Note that for each charge, you must keep the signs intact in the equation. If you were to have two positive, or two negative charges in the equation, the result would be positive, but if you were to have one negative and one positive charge, the final answer would be negative. The sign of the answer tells us whether the force between the two charges is an attraction, or a repulsion, like charges will repel, and opposite charges will attract. This also explains the minus sign in Newton's law of gravitation, since the force between two masses is always an attraction.

## Electric field strength

Just as gravitational field strength is the force exerted per unit mass, we could define the electric field strength in terms of charge:

The electric field strength at a point is the force per unit charge exerted on a positive charge placed at that point.

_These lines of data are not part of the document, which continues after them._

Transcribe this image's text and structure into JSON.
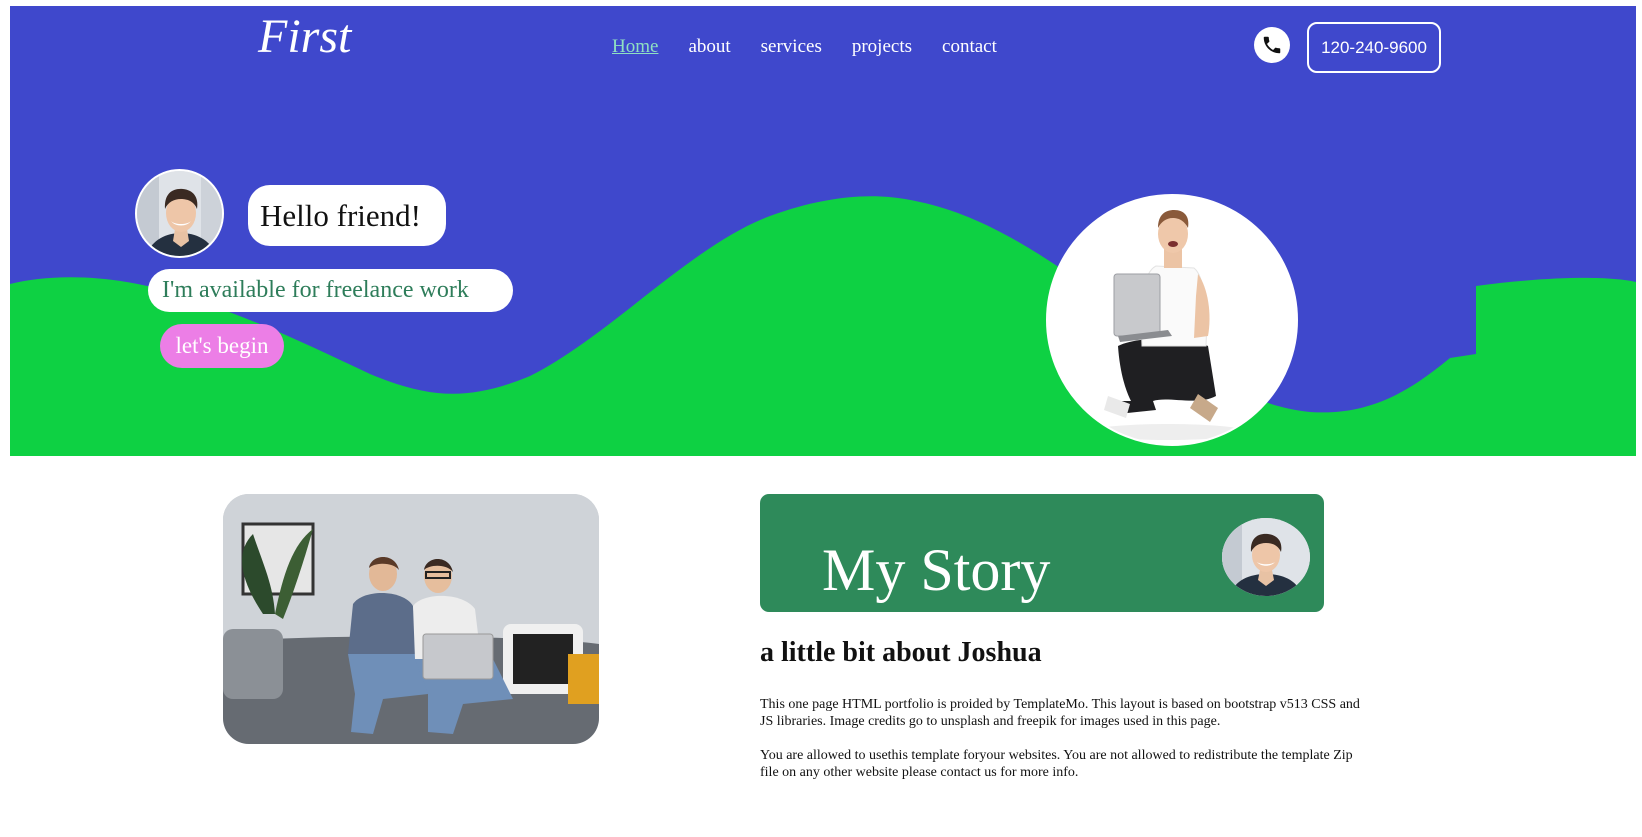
{
  "header": {
    "logo": "First",
    "nav": [
      "Home",
      "about",
      "services",
      "projects",
      "contact"
    ],
    "phone": "120-240-9600"
  },
  "hero": {
    "greeting": "Hello friend!",
    "tagline": "I'm available for freelance work",
    "cta": "let's begin"
  },
  "about": {
    "card_title": "My Story",
    "heading": "a little bit about Joshua",
    "paragraphs": [
      "This one page HTML portfolio is proided by TemplateMo. This layout is based on bootstrap v513 CSS and JS libraries. Image credits go to unsplash and freepik for images used in this page.",
      "You are allowed to usethis template foryour websites. You are not allowed to redistribute the template Zip file on any other website please contact us for more info."
    ]
  },
  "colors": {
    "hero_background": "#3f48cc",
    "wave": "#0ed143",
    "nav_active": "#8fe0c2",
    "cta_button": "#ec7ee6",
    "story_card": "#2e8a5a",
    "tagline_text": "#2e7d5a"
  },
  "icons": {
    "phone": "phone-icon"
  }
}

This is just like saying that the electric field strength is the force a charge of +1 coulomb experiences in that electric field. Therefore, we can find the electric field strength, E, by:

$E={\frac {F}{Q}}$ .

From this equation, you can see that the electric field strength is measured in $NC^{-1}$ .

### Field strength of a uniform field

You can make a uniform electric field by charging two plates. Increasing the voltage between them will increase the field strength, and moving the plates further apart will decrease the field strength. A simple equation for field strength can be made from these two points:

$E={\frac {V}{d}}$ Where V is the voltage between the plates, and d is the distance between them.

Here you can see that the units of electric field strength is $Vm^{-1}$ . $NC^{-1}$ is equivalent to $Vm^{-1}$ .

### Field strength of a radial field

Since the electric field strength could be said to be the force exerted on a charge of +1C, we can substitute 1 coulomb for $Q_{2}$ in Coulomb's law. We then get the equation:

$E={\frac {kQ}{r^{2}}}$ , or
$E={\frac {Q}{4\pi \epsilon _{0}r^{2}}}$ This will tell us the field strength of a charge, Q, at a distance, r.

## Force on particles

To calculate the force an electron experiences in a uniform field, we can combine $E={\frac {F}{Q}}$ with $E=-{\frac {V}{d}}$ in the following steps:

${\frac {F}{Q}}=-{\frac {V}{d}}$ ${F}=-{\frac {QV}{d}}$ For an electron with a charge of -e, this becomes:

${F}={\frac {eV}{d}}$ , or $eE$ This is useful if you are asked to find the force on an electron in a uniform field, most often in a cathode ray tube

## Comparison of electric and gravitational fields

As you may have already noticed, electric and gravitational fields are quite similar. You should be aware of the similarities and differences between them.

### Similarities

• For point charges or masses, the variation of force with distance follows the inverse square law.
• Both exert a force from a distance, with no contact.
• The field strength of both is defined in terms of force per unit of the property of the object that causes the force (i.e. mass and charge).

### Differences

• Gravitational fields can only produce forces of attraction, whereas electric fields can produce attraction and repulsion.
• Objects can be shielded from an electric field, but there is no way to shield an object from a gravitational field.
• Electric fields only act upon charged masses, however gravitational fields act upon all masses.